(Beginning of Exercise material)
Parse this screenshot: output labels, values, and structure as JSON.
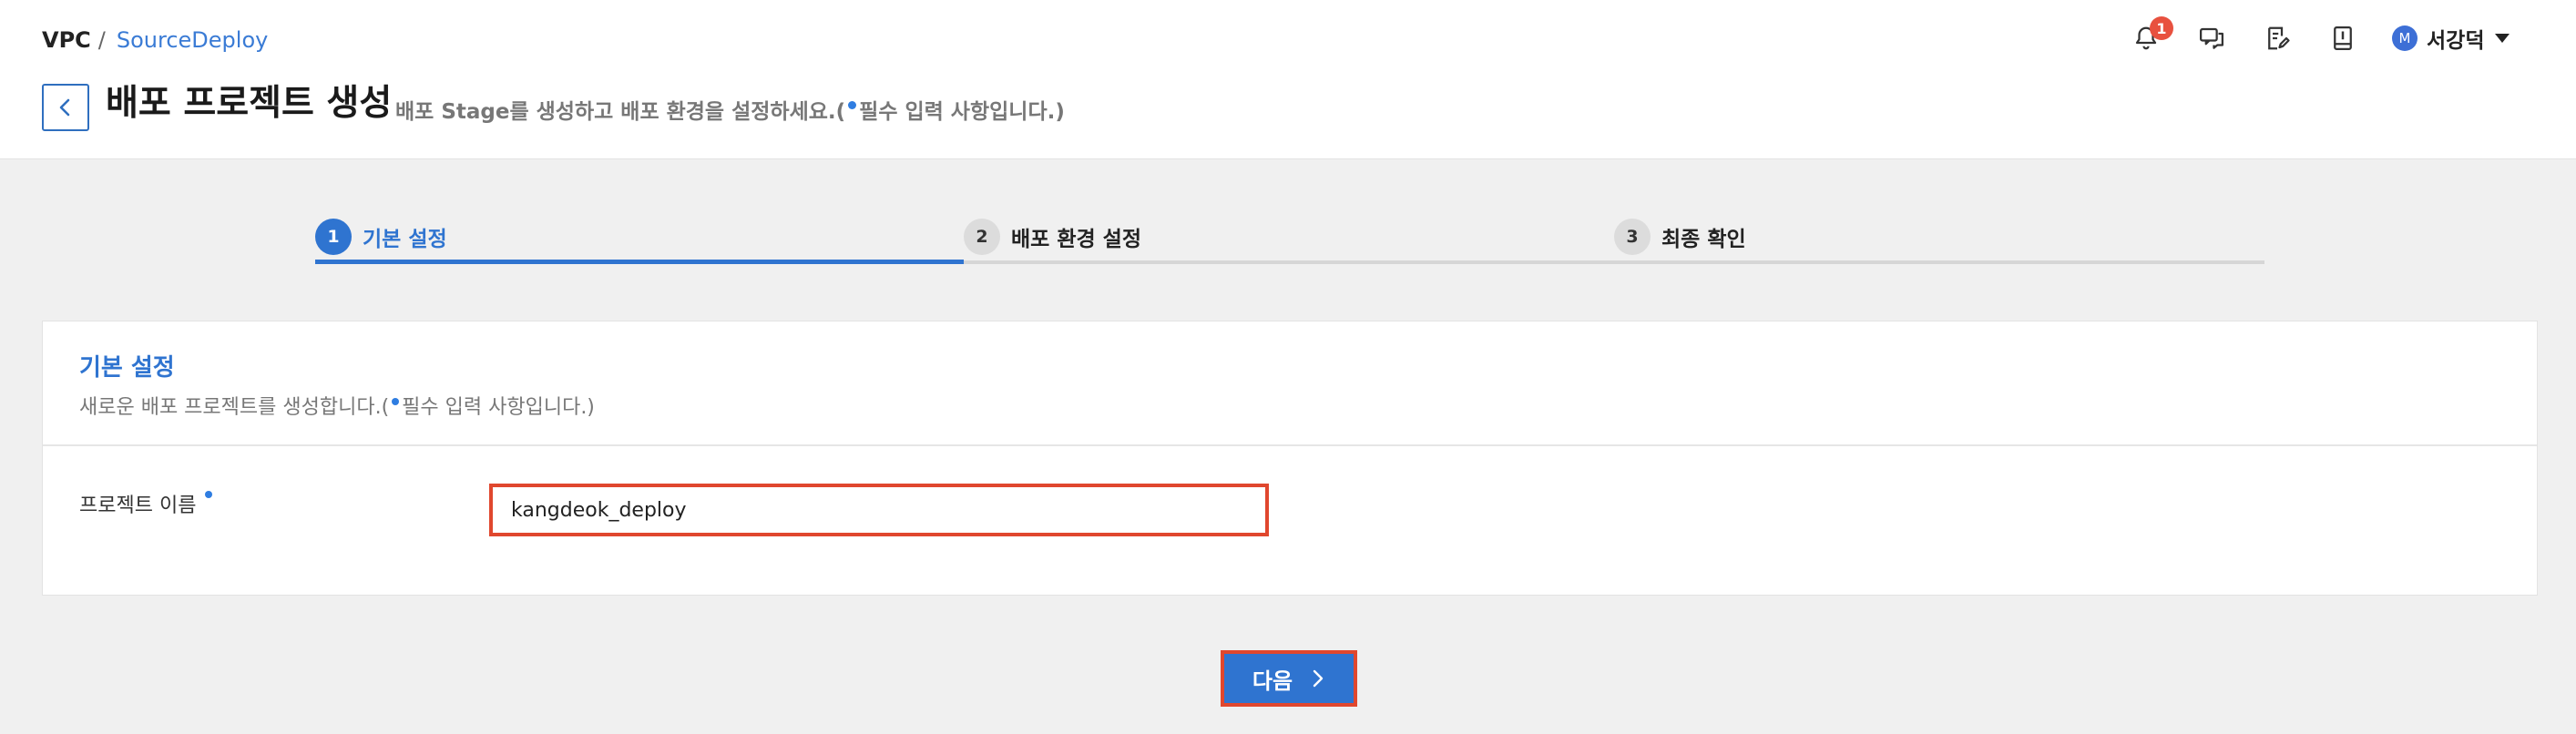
{
  "breadcrumb": {
    "root": "VPC",
    "separator": "/",
    "current": "SourceDeploy"
  },
  "header": {
    "title": "배포 프로젝트 생성",
    "subtitle_prefix": "배포 Stage를 생성하고 배포 환경을 설정하세요.(",
    "subtitle_suffix": "필수 입력 사항입니다.)"
  },
  "topbar": {
    "notification_count": "1",
    "icons": [
      "bell-icon",
      "chat-icon",
      "edit-note-icon",
      "book-icon"
    ],
    "user": {
      "avatar_initial": "M",
      "name": "서강덕"
    }
  },
  "stepper": {
    "steps": [
      {
        "number": "1",
        "label": "기본 설정",
        "active": true
      },
      {
        "number": "2",
        "label": "배포 환경 설정",
        "active": false
      },
      {
        "number": "3",
        "label": "최종 확인",
        "active": false
      }
    ]
  },
  "card": {
    "title": "기본 설정",
    "description_prefix": "새로운 배포 프로젝트를 생성합니다.(",
    "description_suffix": "필수 입력 사항입니다.)",
    "fields": {
      "project_name": {
        "label": "프로젝트 이름",
        "value": "kangdeok_deploy"
      }
    }
  },
  "actions": {
    "next_label": "다음"
  },
  "colors": {
    "accent": "#2f74d0",
    "highlight": "#e0472e",
    "required_dot": "#2f7de1",
    "badge": "#e8513f"
  }
}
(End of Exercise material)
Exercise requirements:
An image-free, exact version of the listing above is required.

Response below:
Parse this screenshot: output labels, values, and structure as JSON.
{
  "breadcrumb": {
    "root": "VPC",
    "separator": "/",
    "current": "SourceDeploy"
  },
  "header": {
    "title": "배포 프로젝트 생성",
    "subtitle_prefix": "배포 Stage를 생성하고 배포 환경을 설정하세요.(",
    "subtitle_suffix": "필수 입력 사항입니다.)"
  },
  "topbar": {
    "notification_count": "1",
    "icons": [
      "bell-icon",
      "chat-icon",
      "edit-note-icon",
      "book-icon"
    ],
    "user": {
      "avatar_initial": "M",
      "name": "서강덕"
    }
  },
  "stepper": {
    "steps": [
      {
        "number": "1",
        "label": "기본 설정",
        "active": true
      },
      {
        "number": "2",
        "label": "배포 환경 설정",
        "active": false
      },
      {
        "number": "3",
        "label": "최종 확인",
        "active": false
      }
    ]
  },
  "card": {
    "title": "기본 설정",
    "description_prefix": "새로운 배포 프로젝트를 생성합니다.(",
    "description_suffix": "필수 입력 사항입니다.)",
    "fields": {
      "project_name": {
        "label": "프로젝트 이름",
        "value": "kangdeok_deploy"
      }
    }
  },
  "actions": {
    "next_label": "다음"
  },
  "colors": {
    "accent": "#2f74d0",
    "highlight": "#e0472e",
    "required_dot": "#2f7de1",
    "badge": "#e8513f"
  }
}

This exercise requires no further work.